Hi guys, I've been playing with the idea of building a nuclear fusion reactor in my high school science department, and I think I've decided I'm going to go for it! My science teacher is all for it, they have the vacuum pump and the right equipment for me, but I'm missing the high voltages that I will need for fusion. In order for nuclear fusion reactions to occur, I'll need the core of my reactor to reach about 66 million degrees. Yes. 66 million degrees. But don't worry, although that is about 4 times the temperature of the core of our sun, only a few particles inside the reactor will reach that heat, and since I will be using a relatively good vacuum pump, it'll be completely safe as the particles will not be able to pass on their intense heat to cause any serious damage. With that explained and out the way, I'd like to tell you all about the science of it. Now, you might be asking yourself why I need temperatures 4x that of the sun when the sun does fusion anyway. The answer is- the sun doesn't just have insane heat on it's side, it's also got gravity, and a lot of it. The way that nuclear fusion occurs is pretty simple- two atoms collide, stick together, and with their now greater mass, they have become a new element.

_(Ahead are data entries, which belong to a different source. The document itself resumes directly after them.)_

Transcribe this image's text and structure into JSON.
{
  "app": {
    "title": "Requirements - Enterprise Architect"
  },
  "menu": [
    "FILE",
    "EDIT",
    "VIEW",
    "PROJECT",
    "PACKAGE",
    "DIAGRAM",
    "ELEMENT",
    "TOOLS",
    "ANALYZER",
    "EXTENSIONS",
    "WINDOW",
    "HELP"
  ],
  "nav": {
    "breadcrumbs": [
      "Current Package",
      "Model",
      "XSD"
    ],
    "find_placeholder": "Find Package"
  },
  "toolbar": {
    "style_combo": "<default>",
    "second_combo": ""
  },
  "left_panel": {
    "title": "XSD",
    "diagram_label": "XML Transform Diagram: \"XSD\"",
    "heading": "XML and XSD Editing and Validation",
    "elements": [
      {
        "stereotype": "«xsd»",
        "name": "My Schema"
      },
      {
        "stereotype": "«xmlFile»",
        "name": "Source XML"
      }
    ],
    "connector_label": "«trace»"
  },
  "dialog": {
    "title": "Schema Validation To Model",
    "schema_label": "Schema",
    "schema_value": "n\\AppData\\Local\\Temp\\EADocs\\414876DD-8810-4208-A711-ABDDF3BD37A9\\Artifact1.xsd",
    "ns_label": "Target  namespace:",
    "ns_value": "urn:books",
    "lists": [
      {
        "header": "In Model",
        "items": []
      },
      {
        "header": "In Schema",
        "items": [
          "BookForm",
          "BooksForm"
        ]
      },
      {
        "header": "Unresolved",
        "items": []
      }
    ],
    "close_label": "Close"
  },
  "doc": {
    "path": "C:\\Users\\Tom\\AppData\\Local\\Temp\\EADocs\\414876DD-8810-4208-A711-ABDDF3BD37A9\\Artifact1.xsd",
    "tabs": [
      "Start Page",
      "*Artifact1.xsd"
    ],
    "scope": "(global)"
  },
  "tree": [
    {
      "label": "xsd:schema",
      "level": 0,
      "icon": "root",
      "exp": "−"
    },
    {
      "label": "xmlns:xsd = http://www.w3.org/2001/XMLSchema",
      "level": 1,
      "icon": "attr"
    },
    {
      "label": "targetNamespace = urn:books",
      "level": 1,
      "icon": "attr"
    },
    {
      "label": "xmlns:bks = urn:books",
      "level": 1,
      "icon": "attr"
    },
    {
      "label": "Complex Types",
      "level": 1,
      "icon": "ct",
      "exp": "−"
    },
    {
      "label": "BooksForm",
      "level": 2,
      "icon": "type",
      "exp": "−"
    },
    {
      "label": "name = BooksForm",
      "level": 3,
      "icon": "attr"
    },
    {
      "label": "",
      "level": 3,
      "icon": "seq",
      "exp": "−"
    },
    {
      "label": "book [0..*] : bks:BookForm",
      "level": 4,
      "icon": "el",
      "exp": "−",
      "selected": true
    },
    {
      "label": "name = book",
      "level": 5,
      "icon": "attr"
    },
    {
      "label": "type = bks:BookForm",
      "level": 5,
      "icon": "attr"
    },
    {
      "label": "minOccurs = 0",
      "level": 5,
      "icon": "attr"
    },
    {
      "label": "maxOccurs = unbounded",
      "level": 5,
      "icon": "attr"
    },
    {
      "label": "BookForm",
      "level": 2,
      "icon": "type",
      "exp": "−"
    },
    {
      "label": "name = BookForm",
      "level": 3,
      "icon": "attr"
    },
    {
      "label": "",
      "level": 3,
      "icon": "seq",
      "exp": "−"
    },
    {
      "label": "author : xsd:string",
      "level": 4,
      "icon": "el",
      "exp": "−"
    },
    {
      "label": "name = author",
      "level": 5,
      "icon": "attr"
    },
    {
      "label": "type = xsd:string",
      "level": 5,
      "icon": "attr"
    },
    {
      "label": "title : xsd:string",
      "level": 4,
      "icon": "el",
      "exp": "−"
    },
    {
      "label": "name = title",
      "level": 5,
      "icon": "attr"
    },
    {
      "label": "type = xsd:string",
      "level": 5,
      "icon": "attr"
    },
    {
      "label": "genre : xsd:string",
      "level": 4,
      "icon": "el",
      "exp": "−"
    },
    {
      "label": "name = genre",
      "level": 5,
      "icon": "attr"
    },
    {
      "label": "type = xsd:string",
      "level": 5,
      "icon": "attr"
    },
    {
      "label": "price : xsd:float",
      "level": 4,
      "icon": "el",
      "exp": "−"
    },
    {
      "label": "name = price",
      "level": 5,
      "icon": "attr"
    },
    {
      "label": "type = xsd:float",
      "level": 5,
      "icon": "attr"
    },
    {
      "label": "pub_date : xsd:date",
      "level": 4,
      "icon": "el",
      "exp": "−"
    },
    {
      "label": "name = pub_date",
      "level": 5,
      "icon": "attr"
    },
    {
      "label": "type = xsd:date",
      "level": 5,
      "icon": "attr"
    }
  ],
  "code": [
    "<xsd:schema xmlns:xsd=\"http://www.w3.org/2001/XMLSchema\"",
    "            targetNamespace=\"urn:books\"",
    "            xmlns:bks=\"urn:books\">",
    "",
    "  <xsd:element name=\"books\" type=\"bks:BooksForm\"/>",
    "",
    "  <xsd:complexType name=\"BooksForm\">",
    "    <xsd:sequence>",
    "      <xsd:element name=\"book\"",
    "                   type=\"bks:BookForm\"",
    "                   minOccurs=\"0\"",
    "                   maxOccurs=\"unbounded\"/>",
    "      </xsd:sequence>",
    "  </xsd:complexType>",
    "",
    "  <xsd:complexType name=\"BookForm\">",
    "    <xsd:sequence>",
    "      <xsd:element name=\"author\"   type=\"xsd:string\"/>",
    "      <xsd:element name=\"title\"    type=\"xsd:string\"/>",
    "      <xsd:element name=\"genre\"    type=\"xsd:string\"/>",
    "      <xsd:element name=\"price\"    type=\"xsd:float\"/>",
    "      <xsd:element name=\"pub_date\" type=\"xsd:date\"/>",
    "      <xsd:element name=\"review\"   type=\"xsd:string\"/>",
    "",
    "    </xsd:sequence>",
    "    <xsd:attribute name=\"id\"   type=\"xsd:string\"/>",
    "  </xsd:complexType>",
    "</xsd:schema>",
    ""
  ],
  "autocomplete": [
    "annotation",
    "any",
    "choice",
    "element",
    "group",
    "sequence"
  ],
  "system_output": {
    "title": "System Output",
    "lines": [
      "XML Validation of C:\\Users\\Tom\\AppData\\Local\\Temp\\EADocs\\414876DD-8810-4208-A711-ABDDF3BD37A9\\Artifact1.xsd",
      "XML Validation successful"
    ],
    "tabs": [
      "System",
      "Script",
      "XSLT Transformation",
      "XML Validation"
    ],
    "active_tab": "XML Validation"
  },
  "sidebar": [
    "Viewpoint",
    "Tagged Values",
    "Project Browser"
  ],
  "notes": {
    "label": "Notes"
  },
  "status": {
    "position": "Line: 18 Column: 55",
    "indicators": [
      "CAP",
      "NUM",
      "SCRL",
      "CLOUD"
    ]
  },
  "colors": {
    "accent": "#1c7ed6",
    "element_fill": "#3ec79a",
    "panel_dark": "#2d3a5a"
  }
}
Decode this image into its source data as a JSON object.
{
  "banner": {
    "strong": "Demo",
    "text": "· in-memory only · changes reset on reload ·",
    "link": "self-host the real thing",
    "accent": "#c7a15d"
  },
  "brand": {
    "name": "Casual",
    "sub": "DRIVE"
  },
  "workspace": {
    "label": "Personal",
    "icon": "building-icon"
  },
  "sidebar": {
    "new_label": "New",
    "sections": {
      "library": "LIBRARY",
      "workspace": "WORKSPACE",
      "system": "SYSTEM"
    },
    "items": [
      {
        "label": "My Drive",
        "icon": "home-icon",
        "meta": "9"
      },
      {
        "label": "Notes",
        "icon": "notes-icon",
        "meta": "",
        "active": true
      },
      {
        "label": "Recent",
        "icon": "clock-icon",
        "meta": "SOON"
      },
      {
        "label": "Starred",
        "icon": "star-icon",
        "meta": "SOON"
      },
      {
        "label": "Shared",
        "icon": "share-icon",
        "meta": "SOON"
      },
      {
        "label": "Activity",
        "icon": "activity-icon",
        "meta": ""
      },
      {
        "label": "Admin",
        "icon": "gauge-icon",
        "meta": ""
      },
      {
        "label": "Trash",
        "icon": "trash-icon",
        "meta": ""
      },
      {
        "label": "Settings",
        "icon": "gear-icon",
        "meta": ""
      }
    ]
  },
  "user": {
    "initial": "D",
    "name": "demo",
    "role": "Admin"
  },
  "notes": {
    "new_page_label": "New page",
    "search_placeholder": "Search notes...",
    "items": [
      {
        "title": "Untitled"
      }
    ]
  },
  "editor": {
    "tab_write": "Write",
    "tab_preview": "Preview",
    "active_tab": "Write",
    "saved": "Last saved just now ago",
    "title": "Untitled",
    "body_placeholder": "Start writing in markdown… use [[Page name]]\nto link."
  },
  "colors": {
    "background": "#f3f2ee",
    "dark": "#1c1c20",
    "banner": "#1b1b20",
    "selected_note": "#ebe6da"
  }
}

The fusion that occurs in our sun is currently happening with hydrogen, the hydrogen nuclei are under so much pressure (due to the high gravity) and are so hot, that they collide in the core and fuse into helium, what you may not know is that after all the hydrogen is used up, the sun doesn't just burn out. The helium nuclei begin to fuse, and the resulting element is (yup, you science geeks out there guessed it!) carbon. Some helium will also fuse with that carbon to produce oxygen. This keeps happening with different elements, getting heavier and heavier as the amount of protons and neutrons in the nuclei increase. This'll continue for billions of years until the star reaches iron, after which it only has a few seconds more to live. The star dies in a massive explosion called a supernova, or if it is massive enough, will collapse under its own immense gravity and form a black hole. Okay so I've gone off on a bit of a tangent talking about the lifetime of stars and not the main topic here - fusion (although they are kinda related!).

Going back to my main topic, my reactor will not only create helium, but I will also be creating the fourth state of matter - plasma. You can see a little picture of what the plasma inside my reactor will look like if you look at the little picture beneath my username, that's a photo of the inside of Taylor Wilson's fusion reactor, which he built at my age (14). Plasma is super cool to look at and if you have a stable plasma field inside your reactor it means that you've got a good place for fusion to occur (but not good enough if you don't have enough power - about 40,000V at 10mA). The gas that I will put into the reactor won't be pure hydrogen though either, it'll be an isotope of hydrogen called deuterium, which is basically hydrogen with a random neutron in the nucleus. I'll be getting my own deuterium from the electrolysis of heavy water (water but with deuterium instead of hydrogen) and I'll be storing it in a canister for when I begin testing of my reactor. I'm going to need a very good vacuum inside my reactor (that of interstellar space) or I simply won't be able to get any nuclear reactions going on inside my fusor (thats the shortened name for a home-made fusion reactor). Going back to plasma, the thing which makes plasma so different from the other 3 (common) states of matter (solid, liquid, gas) is the fact that plasma is at such high temperatures that the electrons orbiting the atoms nucleus begins to wander away. The bright light is created from the electrons moving into and out of higher and lower energetic states, you see, when an electron goes into a less energetic state, it gives off a photon which is a particle of light and if you have enough of this going on, you get a cool looking glow.

Thanks for reading this far if you did. I hope I have satisfied someone's need for science today, if you want to learn a little more or discuss a topic a little more complex (relativity, quantum mechanics etc.), PM me!

P.S- Does anyone have a 40kV power supply I can borrow (negative polarity)!